▶ [Task directions]:
What you return should match the data below exactly, with every entry reproduced.

▶ [Provided entries]:
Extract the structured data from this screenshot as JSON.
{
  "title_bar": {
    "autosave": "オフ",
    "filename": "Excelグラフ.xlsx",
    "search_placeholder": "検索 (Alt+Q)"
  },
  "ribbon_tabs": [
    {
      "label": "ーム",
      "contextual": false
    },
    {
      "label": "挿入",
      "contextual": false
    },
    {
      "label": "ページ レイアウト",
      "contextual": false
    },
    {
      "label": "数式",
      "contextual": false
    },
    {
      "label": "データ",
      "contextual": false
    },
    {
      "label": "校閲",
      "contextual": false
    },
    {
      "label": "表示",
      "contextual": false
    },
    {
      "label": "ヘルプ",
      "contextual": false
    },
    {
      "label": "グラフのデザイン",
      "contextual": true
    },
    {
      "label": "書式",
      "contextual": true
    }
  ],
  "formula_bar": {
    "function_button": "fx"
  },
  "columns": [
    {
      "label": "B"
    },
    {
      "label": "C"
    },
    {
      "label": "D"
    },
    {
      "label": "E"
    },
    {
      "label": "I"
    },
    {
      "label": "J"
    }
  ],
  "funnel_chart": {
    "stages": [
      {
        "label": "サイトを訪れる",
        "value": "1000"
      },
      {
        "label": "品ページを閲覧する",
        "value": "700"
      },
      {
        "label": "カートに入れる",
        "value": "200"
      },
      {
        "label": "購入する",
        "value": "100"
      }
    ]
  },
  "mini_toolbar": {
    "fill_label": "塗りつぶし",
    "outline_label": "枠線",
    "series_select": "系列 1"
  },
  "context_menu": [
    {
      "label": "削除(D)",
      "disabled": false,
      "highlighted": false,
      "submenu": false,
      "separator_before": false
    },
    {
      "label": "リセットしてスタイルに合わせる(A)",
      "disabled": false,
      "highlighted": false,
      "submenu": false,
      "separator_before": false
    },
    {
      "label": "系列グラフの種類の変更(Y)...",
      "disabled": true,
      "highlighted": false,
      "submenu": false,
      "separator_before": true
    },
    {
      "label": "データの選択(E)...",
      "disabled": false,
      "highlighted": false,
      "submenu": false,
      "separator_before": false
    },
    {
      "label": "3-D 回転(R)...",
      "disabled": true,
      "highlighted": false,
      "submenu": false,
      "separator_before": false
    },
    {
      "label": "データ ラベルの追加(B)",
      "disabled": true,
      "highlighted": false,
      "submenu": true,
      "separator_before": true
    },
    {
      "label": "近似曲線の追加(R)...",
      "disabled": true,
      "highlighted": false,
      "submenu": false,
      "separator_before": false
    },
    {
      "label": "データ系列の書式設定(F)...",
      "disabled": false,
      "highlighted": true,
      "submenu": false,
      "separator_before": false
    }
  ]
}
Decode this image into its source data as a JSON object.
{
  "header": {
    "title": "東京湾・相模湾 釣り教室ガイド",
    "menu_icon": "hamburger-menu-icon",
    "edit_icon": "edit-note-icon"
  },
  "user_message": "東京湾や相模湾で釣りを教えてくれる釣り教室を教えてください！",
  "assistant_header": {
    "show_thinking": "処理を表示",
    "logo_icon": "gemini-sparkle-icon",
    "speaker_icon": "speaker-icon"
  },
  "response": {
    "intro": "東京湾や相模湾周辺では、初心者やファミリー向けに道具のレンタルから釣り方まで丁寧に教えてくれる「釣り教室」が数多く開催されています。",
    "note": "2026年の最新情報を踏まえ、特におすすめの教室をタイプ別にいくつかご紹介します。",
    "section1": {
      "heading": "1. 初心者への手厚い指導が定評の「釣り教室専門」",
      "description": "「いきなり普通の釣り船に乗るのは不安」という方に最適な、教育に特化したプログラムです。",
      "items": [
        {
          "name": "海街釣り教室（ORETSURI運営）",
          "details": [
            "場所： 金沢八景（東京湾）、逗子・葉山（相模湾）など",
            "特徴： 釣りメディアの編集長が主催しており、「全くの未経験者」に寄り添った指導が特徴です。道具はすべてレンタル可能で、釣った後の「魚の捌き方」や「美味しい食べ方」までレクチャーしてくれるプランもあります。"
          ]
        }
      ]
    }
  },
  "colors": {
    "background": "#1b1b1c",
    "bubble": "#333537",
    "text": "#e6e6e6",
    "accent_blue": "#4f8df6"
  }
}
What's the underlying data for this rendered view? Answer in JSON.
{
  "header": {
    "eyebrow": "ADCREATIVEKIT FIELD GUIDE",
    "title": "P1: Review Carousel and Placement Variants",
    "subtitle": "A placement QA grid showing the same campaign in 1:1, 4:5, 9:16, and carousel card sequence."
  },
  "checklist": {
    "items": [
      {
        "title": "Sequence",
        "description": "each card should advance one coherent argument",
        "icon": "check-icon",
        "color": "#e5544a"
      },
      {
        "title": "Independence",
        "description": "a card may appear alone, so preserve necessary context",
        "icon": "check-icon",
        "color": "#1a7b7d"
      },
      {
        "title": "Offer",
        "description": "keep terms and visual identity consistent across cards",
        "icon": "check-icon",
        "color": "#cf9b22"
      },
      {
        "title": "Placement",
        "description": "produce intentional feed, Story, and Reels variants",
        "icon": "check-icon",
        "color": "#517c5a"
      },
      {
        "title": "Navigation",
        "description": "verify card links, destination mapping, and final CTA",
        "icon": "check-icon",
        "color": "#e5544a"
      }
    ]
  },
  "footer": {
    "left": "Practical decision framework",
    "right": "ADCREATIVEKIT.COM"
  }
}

▶ [Task answer]:
Extract the structured data from this screenshot as JSON.
{
  "title_bar": {
    "autosave": "オフ",
    "filename": "Excelグラフ.xlsx",
    "search_placeholder": "検索 (Alt+Q)"
  },
  "ribbon_tabs": [
    {
      "label": "ーム",
      "contextual": false
    },
    {
      "label": "挿入",
      "contextual": false
    },
    {
      "label": "ページ レイアウト",
      "contextual": false
    },
    {
      "label": "数式",
      "contextual": false
    },
    {
      "label": "データ",
      "contextual": false
    },
    {
      "label": "校閲",
      "contextual": false
    },
    {
      "label": "表示",
      "contextual": false
    },
    {
      "label": "ヘルプ",
      "contextual": false
    },
    {
      "label": "グラフのデザイン",
      "contextual": true
    },
    {
      "label": "書式",
      "contextual": true
    }
  ],
  "formula_bar": {
    "function_button": "fx"
  },
  "columns": [
    {
      "label": "B"
    },
    {
      "label": "C"
    },
    {
      "label": "D"
    },
    {
      "label": "E"
    },
    {
      "label": "I"
    },
    {
      "label": "J"
    }
  ],
  "funnel_chart": {
    "stages": [
      {
        "label": "サイトを訪れる",
        "value": "1000"
      },
      {
        "label": "品ページを閲覧する",
        "value": "700"
      },
      {
        "label": "カートに入れる",
        "value": "200"
      },
      {
        "label": "購入する",
        "value": "100"
      }
    ]
  },
  "mini_toolbar": {
    "fill_label": "塗りつぶし",
    "outline_label": "枠線",
    "series_select": "系列 1"
  },
  "context_menu": [
    {
      "label": "削除(D)",
      "disabled": false,
      "highlighted": false,
      "submenu": false,
      "separator_before": false
    },
    {
      "label": "リセットしてスタイルに合わせる(A)",
      "disabled": false,
      "highlighted": false,
      "submenu": false,
      "separator_before": false
    },
    {
      "label": "系列グラフの種類の変更(Y)...",
      "disabled": true,
      "highlighted": false,
      "submenu": false,
      "separator_before": true
    },
    {
      "label": "データの選択(E)...",
      "disabled": false,
      "highlighted": false,
      "submenu": false,
      "separator_before": false
    },
    {
      "label": "3-D 回転(R)...",
      "disabled": true,
      "highlighted": false,
      "submenu": false,
      "separator_before": false
    },
    {
      "label": "データ ラベルの追加(B)",
      "disabled": true,
      "highlighted": false,
      "submenu": true,
      "separator_before": true
    },
    {
      "label": "近似曲線の追加(R)...",
      "disabled": true,
      "highlighted": false,
      "submenu": false,
      "separator_before": false
    },
    {
      "label": "データ系列の書式設定(F)...",
      "disabled": false,
      "highlighted": true,
      "submenu": false,
      "separator_before": false
    }
  ]
}
Decode this image into its source data as a JSON object.
{
  "header": {
    "title": "東京湾・相模湾 釣り教室ガイド",
    "menu_icon": "hamburger-menu-icon",
    "edit_icon": "edit-note-icon"
  },
  "user_message": "東京湾や相模湾で釣りを教えてくれる釣り教室を教えてください！",
  "assistant_header": {
    "show_thinking": "処理を表示",
    "logo_icon": "gemini-sparkle-icon",
    "speaker_icon": "speaker-icon"
  },
  "response": {
    "intro": "東京湾や相模湾周辺では、初心者やファミリー向けに道具のレンタルから釣り方まで丁寧に教えてくれる「釣り教室」が数多く開催されています。",
    "note": "2026年の最新情報を踏まえ、特におすすめの教室をタイプ別にいくつかご紹介します。",
    "section1": {
      "heading": "1. 初心者への手厚い指導が定評の「釣り教室専門」",
      "description": "「いきなり普通の釣り船に乗るのは不安」という方に最適な、教育に特化したプログラムです。",
      "items": [
        {
          "name": "海街釣り教室（ORETSURI運営）",
          "details": [
            "場所： 金沢八景（東京湾）、逗子・葉山（相模湾）など",
            "特徴： 釣りメディアの編集長が主催しており、「全くの未経験者」に寄り添った指導が特徴です。道具はすべてレンタル可能で、釣った後の「魚の捌き方」や「美味しい食べ方」までレクチャーしてくれるプランもあります。"
          ]
        }
      ]
    }
  },
  "colors": {
    "background": "#1b1b1c",
    "bubble": "#333537",
    "text": "#e6e6e6",
    "accent_blue": "#4f8df6"
  }
}
What's the underlying data for this rendered view? Answer in JSON.
{
  "header": {
    "eyebrow": "ADCREATIVEKIT FIELD GUIDE",
    "title": "P1: Review Carousel and Placement Variants",
    "subtitle": "A placement QA grid showing the same campaign in 1:1, 4:5, 9:16, and carousel card sequence."
  },
  "checklist": {
    "items": [
      {
        "title": "Sequence",
        "description": "each card should advance one coherent argument",
        "icon": "check-icon",
        "color": "#e5544a"
      },
      {
        "title": "Independence",
        "description": "a card may appear alone, so preserve necessary context",
        "icon": "check-icon",
        "color": "#1a7b7d"
      },
      {
        "title": "Offer",
        "description": "keep terms and visual identity consistent across cards",
        "icon": "check-icon",
        "color": "#cf9b22"
      },
      {
        "title": "Placement",
        "description": "produce intentional feed, Story, and Reels variants",
        "icon": "check-icon",
        "color": "#517c5a"
      },
      {
        "title": "Navigation",
        "description": "verify card links, destination mapping, and final CTA",
        "icon": "check-icon",
        "color": "#e5544a"
      }
    ]
  },
  "footer": {
    "left": "Practical decision framework",
    "right": "ADCREATIVEKIT.COM"
  }
}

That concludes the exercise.